● **To do**
Every line that holds the word "title" needs to be copied from the data below.

● **Entries provided**
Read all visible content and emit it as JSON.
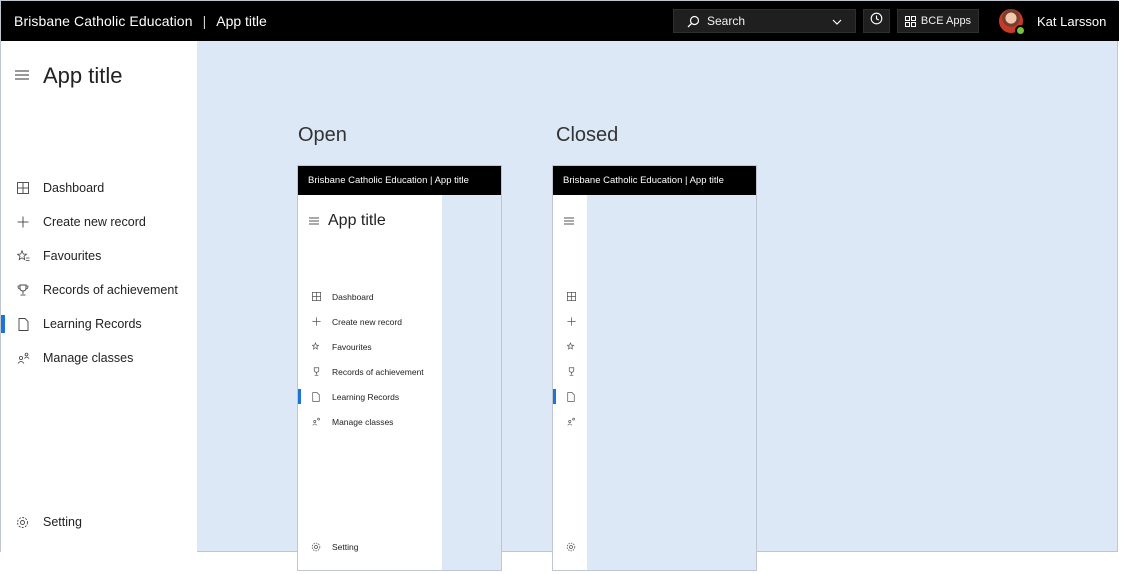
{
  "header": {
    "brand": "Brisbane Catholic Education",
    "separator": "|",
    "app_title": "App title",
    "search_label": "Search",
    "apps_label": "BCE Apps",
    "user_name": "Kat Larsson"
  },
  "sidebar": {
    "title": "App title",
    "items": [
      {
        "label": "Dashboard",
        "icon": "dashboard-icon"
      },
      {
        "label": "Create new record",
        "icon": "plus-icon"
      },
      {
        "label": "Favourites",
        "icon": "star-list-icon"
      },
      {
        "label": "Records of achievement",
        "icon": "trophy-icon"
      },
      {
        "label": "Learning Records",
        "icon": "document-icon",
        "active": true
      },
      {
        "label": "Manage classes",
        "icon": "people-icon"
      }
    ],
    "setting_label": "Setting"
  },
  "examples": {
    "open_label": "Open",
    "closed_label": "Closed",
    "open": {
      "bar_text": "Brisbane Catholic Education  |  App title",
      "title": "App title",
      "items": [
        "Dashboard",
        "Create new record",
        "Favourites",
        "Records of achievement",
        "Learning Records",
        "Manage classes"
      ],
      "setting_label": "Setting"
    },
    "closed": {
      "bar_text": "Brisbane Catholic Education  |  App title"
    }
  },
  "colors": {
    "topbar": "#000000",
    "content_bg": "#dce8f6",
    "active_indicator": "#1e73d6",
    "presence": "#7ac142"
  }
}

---

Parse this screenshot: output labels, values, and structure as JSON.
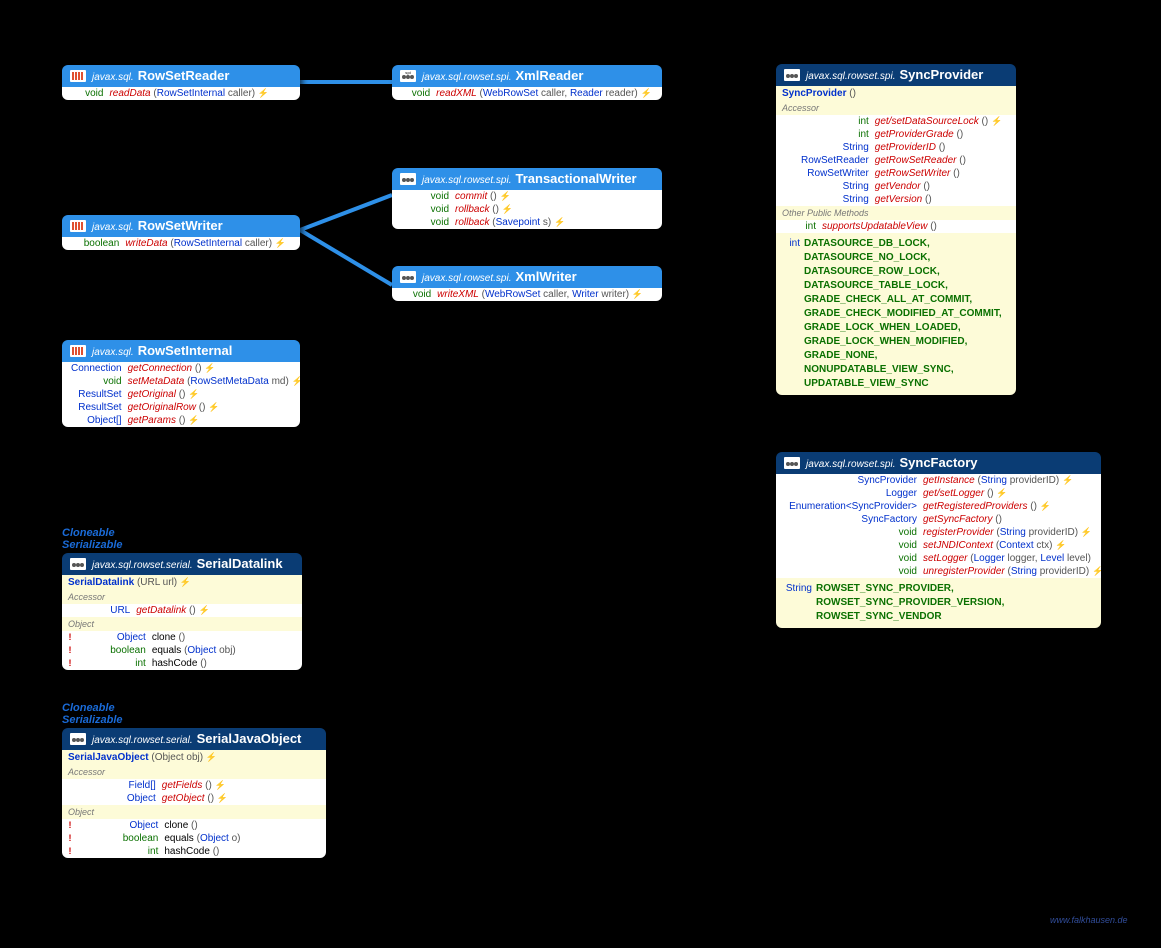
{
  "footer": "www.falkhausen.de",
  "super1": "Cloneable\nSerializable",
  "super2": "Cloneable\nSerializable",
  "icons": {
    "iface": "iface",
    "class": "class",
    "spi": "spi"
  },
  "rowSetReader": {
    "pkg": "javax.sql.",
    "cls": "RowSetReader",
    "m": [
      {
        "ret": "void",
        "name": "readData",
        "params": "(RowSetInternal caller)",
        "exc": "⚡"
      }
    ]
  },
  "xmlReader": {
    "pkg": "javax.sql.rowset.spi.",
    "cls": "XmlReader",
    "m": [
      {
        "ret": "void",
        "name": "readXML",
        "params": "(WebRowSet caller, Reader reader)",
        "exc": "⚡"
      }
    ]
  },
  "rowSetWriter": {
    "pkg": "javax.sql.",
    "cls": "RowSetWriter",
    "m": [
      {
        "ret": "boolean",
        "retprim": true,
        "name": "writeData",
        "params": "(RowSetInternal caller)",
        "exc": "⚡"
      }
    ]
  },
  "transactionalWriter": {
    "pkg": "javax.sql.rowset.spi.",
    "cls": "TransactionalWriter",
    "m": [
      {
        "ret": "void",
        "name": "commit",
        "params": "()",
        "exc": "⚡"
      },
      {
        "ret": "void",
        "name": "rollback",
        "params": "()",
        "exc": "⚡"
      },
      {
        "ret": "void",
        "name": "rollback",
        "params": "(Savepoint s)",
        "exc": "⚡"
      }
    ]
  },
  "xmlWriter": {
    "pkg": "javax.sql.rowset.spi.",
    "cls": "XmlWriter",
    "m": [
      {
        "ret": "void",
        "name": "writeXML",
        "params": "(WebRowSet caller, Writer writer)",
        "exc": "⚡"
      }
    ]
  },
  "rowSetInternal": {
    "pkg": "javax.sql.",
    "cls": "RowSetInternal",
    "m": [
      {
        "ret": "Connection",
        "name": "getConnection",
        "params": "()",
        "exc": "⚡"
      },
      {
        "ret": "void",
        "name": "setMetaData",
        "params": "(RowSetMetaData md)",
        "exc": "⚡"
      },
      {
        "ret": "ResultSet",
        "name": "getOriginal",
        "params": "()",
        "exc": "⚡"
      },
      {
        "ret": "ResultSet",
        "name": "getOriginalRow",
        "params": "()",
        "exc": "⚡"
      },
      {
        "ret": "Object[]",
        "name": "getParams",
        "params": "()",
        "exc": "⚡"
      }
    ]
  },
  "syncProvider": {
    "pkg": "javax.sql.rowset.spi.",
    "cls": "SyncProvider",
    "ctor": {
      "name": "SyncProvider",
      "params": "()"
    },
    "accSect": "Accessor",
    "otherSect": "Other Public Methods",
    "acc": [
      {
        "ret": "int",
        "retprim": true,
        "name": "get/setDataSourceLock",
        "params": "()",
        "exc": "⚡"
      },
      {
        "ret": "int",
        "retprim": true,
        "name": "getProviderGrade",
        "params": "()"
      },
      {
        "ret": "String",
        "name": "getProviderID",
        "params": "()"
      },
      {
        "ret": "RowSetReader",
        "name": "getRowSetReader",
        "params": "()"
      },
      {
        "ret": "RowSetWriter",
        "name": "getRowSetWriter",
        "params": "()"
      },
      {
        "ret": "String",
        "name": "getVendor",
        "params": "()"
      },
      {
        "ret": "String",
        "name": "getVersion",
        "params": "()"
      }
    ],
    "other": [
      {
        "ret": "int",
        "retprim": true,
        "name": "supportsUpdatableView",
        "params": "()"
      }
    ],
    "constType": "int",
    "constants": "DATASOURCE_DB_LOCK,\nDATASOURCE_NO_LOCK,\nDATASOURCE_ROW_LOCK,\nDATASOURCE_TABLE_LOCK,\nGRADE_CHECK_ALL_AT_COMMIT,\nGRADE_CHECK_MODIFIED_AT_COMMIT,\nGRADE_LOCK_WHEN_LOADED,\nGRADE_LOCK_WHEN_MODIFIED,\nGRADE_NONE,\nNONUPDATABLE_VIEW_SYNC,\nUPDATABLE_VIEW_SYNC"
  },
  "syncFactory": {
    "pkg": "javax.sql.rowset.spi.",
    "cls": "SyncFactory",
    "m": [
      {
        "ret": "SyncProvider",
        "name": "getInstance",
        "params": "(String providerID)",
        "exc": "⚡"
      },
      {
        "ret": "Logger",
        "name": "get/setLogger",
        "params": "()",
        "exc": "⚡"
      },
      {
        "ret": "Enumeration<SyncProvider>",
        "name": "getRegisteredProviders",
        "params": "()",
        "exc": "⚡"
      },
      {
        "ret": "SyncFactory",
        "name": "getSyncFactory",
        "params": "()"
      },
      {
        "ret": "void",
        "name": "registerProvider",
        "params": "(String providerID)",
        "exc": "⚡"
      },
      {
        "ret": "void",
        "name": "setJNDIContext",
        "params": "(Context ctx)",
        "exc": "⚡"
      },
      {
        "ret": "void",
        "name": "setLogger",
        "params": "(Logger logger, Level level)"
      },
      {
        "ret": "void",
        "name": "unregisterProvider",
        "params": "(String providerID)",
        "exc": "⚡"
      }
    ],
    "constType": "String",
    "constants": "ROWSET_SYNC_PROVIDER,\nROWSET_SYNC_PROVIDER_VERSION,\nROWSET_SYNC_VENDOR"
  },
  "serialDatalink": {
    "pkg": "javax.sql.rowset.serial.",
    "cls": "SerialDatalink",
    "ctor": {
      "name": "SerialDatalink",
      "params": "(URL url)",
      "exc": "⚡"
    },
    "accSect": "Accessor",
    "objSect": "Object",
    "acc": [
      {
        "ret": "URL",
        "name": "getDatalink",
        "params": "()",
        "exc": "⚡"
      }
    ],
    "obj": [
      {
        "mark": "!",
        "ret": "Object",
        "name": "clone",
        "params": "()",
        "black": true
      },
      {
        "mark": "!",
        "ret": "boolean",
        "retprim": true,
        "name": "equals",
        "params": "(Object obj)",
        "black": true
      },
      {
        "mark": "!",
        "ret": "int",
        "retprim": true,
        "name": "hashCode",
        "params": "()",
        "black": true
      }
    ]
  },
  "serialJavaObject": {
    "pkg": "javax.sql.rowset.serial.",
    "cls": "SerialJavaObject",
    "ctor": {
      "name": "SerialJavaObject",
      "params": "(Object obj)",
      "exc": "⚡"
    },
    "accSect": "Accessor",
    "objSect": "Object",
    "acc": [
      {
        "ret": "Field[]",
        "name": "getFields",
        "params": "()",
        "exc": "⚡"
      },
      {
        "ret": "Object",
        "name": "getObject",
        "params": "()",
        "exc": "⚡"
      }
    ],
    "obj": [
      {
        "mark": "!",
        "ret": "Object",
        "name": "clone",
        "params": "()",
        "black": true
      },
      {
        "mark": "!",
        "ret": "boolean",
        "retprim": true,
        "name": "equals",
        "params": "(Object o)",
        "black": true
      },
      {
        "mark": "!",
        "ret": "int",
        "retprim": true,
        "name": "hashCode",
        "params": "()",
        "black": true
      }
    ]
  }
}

● **Response to the exercise**
    "app_title": "App title",
    "title": "App title",
      "bar_text": "Brisbane Catholic Education  |  App title",
      "title": "App title",
      "bar_text": "Brisbane Catholic Education  |  App title"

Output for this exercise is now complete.